The making of the sandwich

It all begins with 6000 pounds of Round Roast.  On Sunday the roasts are all seasoned with "Rudy's Secret Recipe" at the high school cafeteria kitchen, wrapped in foil and loaded back on the refrigerated truck to be delivered to the Pit Area.  On Sunday morning the pit is dug by Buckeye Excavating.  The pit is 140 feet long, 4 feet wide and 4 feet deep.  30 tons of slab wood stands nearby to be loaded into the pit for coals.  At 5:00 pm on Sunday evening the official lighting of the fire takes place.  This is allowed to burn for a couple of hours and then is reloaded and allowed to burn for a couple more hours.  At about 11:00 pm the pit is reloaded once more for the final time.  This allows for about 2 feet of coals to cook with.  Any large chunks of wood are raked out of the pit.  30 tons of sand is then spread over the hot coals just enough to cover any hot coals.  The roasts are then placed on top of the coals the entire length of the pit side by side and sometimes double stacked if necessary.  The pit area is then topped off with a covering of steel fence posts placed across the pit then covered with sheet metal roofing and covered again with more sand.  A tarp is then placed over the sheet metal and held in place with more sand.  The meat is finally cooking and all is completed by about 1:00 am.  The meat is left in the pit cooking until it is opened at about 11:30 am on Monday, Labor Day, for the selling of the signature sandwiches.

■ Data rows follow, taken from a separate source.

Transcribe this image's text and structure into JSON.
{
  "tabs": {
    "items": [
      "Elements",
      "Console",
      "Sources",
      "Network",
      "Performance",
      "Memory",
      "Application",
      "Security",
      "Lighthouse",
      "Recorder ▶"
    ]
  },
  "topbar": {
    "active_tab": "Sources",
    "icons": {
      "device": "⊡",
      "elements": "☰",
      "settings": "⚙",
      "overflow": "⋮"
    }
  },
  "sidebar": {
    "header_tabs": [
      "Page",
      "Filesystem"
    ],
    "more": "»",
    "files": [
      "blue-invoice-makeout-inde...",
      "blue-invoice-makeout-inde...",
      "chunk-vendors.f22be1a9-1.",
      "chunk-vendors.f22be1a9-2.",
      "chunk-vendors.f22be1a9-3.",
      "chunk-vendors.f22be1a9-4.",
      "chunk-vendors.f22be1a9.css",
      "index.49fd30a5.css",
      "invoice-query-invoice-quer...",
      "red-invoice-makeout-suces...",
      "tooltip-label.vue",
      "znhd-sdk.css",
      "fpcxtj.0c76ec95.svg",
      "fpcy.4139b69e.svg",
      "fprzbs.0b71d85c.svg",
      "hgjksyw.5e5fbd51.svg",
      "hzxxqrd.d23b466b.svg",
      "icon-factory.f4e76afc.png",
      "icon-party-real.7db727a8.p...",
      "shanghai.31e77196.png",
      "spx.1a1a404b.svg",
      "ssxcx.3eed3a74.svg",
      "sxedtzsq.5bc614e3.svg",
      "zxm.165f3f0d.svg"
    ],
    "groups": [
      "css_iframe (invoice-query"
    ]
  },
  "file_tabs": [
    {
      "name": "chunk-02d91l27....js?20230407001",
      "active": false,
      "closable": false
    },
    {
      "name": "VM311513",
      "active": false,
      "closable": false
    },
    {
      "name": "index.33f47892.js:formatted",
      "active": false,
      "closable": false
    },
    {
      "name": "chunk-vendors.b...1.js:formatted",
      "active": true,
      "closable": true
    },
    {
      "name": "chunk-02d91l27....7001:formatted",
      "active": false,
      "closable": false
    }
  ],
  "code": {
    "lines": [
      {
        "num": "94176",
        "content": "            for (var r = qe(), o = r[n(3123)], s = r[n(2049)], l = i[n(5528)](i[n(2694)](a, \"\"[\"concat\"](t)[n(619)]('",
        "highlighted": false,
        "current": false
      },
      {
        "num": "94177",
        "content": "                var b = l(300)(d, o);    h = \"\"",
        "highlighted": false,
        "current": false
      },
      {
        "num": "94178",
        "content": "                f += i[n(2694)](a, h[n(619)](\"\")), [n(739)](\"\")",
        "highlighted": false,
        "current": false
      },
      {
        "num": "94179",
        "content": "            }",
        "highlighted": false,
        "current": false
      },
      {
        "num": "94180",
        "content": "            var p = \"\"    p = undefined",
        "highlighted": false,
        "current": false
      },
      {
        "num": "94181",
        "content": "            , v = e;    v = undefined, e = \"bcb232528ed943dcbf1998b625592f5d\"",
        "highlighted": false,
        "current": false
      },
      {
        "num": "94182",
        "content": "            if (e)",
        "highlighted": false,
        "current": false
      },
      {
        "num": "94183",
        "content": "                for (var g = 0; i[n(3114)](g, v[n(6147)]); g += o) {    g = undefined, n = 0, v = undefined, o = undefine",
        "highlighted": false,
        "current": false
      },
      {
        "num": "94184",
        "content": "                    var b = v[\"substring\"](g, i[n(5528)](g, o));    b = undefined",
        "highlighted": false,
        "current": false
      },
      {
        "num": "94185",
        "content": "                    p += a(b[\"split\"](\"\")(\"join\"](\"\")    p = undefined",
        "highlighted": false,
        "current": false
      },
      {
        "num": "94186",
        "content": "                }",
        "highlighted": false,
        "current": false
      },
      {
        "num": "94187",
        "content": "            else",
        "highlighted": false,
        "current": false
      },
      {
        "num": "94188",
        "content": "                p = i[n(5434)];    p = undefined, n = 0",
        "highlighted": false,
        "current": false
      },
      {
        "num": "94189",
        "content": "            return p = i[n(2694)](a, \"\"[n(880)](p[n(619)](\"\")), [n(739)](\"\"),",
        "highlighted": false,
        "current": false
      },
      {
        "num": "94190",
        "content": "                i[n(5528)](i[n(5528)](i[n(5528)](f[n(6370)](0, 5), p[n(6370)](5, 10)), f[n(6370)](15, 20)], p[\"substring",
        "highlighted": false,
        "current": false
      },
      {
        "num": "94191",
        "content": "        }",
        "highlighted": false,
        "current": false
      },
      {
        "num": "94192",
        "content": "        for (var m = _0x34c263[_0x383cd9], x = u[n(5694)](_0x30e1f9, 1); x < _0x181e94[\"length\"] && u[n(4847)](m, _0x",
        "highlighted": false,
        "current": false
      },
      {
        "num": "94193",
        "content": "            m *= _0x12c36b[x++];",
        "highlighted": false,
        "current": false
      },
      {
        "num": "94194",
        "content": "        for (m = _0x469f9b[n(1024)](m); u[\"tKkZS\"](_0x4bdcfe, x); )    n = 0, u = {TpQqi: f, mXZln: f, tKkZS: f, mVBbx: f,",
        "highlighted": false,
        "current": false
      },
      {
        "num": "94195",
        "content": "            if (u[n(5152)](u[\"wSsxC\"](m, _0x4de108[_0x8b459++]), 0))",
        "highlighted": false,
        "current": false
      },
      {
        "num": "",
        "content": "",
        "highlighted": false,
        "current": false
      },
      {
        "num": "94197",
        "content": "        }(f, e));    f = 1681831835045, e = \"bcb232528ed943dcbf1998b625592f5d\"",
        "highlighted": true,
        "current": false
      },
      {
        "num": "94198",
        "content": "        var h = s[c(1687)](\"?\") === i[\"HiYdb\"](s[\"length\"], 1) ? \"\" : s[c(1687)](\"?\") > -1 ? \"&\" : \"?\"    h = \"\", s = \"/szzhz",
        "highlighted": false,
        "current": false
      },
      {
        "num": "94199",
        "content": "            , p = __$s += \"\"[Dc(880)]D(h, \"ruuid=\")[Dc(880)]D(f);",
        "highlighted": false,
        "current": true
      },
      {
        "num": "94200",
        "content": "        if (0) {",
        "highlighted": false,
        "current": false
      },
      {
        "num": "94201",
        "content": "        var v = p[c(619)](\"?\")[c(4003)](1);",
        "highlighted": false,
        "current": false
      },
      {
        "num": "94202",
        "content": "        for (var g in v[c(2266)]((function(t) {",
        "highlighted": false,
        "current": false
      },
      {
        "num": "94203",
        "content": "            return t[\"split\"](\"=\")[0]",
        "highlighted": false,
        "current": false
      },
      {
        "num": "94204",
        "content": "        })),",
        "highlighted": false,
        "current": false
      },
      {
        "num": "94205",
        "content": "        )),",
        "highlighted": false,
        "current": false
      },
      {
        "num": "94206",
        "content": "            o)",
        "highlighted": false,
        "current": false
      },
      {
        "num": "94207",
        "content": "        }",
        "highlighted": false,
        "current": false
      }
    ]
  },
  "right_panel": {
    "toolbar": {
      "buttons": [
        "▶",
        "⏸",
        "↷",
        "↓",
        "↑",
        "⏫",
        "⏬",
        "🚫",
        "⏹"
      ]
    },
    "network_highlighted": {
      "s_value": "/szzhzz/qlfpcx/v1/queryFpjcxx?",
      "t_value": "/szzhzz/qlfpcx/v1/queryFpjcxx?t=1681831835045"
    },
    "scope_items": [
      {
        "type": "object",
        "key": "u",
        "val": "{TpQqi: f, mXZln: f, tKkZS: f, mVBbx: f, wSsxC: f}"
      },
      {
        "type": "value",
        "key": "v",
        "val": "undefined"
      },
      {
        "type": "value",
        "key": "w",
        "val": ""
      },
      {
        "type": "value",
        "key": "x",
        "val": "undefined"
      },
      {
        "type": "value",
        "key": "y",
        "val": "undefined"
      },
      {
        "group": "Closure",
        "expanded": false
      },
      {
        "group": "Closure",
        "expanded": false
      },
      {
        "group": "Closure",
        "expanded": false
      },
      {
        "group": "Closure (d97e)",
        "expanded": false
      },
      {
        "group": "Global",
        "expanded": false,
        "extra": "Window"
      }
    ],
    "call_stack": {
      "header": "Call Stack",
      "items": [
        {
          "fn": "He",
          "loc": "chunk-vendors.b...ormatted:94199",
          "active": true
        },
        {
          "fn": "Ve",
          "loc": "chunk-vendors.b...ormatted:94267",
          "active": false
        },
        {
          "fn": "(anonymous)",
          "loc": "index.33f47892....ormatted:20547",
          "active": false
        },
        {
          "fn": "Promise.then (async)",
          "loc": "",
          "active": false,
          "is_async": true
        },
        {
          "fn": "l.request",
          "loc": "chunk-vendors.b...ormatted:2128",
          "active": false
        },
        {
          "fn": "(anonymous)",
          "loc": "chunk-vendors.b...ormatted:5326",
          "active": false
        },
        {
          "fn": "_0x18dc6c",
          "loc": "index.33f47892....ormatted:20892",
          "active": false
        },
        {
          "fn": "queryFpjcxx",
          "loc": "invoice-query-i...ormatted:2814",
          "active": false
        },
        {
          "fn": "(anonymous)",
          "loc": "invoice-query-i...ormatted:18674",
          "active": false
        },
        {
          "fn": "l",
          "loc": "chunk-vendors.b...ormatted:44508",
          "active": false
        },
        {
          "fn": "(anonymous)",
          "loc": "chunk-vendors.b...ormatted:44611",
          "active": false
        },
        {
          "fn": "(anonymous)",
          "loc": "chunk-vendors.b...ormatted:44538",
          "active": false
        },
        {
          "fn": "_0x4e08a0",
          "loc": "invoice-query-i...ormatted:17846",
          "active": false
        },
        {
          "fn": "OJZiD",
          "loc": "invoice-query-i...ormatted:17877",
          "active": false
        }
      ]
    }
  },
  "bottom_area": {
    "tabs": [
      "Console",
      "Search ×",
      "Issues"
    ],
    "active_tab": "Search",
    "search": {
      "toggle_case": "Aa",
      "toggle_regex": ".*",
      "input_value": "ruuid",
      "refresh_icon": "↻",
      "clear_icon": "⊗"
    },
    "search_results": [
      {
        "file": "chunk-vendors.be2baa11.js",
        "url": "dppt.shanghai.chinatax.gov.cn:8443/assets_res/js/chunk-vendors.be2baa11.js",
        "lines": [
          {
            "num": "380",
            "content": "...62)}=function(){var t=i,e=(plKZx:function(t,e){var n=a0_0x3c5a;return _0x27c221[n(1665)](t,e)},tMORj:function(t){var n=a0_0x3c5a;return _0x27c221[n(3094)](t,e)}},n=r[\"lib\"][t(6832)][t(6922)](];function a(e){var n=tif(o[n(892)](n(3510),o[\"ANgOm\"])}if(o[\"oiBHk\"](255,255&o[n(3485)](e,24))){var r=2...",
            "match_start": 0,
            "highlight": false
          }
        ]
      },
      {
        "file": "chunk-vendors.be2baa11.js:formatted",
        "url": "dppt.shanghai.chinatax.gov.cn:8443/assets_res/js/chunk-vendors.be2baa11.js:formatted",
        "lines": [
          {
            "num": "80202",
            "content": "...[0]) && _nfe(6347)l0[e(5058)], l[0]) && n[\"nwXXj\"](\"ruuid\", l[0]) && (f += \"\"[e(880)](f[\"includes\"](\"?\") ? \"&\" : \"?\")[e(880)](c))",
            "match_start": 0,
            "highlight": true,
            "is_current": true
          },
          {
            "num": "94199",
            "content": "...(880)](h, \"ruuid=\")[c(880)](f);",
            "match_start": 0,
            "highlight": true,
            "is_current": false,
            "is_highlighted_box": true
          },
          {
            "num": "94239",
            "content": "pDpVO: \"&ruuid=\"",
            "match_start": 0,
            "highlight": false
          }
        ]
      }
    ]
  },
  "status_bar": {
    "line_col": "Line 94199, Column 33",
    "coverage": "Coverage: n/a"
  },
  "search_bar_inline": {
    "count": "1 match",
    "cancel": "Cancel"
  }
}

All work is done by volunteers and is done by hand.  Wood, meat and sand is placed by volunteers lead by the Jefferson Township Fire Department.  A horn is blown about 1:00 am signaling that the meat is on.

More volunteers show up on Monday to serve the sandwiches.  There are people needed to dig out the meat from under the sand, tarp and tin to deliver the meat to the unwrapping area.  Here the meat is trimmed and the roasts are checked to be sure it is done.  It is then delivered to the cutting area where 6 meat cutters are always waiting for meat.  The sliced meat is then delivered to the sandwich making area where the famous sandwiches are made.  You can always here "We need more meat." or "we need buns."  Ticket takers package sandwiches on plates or bags from the sandwich makers and deliver them to the public.  The condiment tables are always stocked with pickles, bbq sauce, horseradish and mustard.
 
Volunteers are always needed and most people that work get hooked and show up year after year.  Each has their own specialty area to help but more help is always needed since many have retired from their jobs during the 50 plus years of "Roasting the Ox."  Many volunteers have introduced their children and grandchildren to the jobs that have worked over the years and taken over for them and are now helping out as well.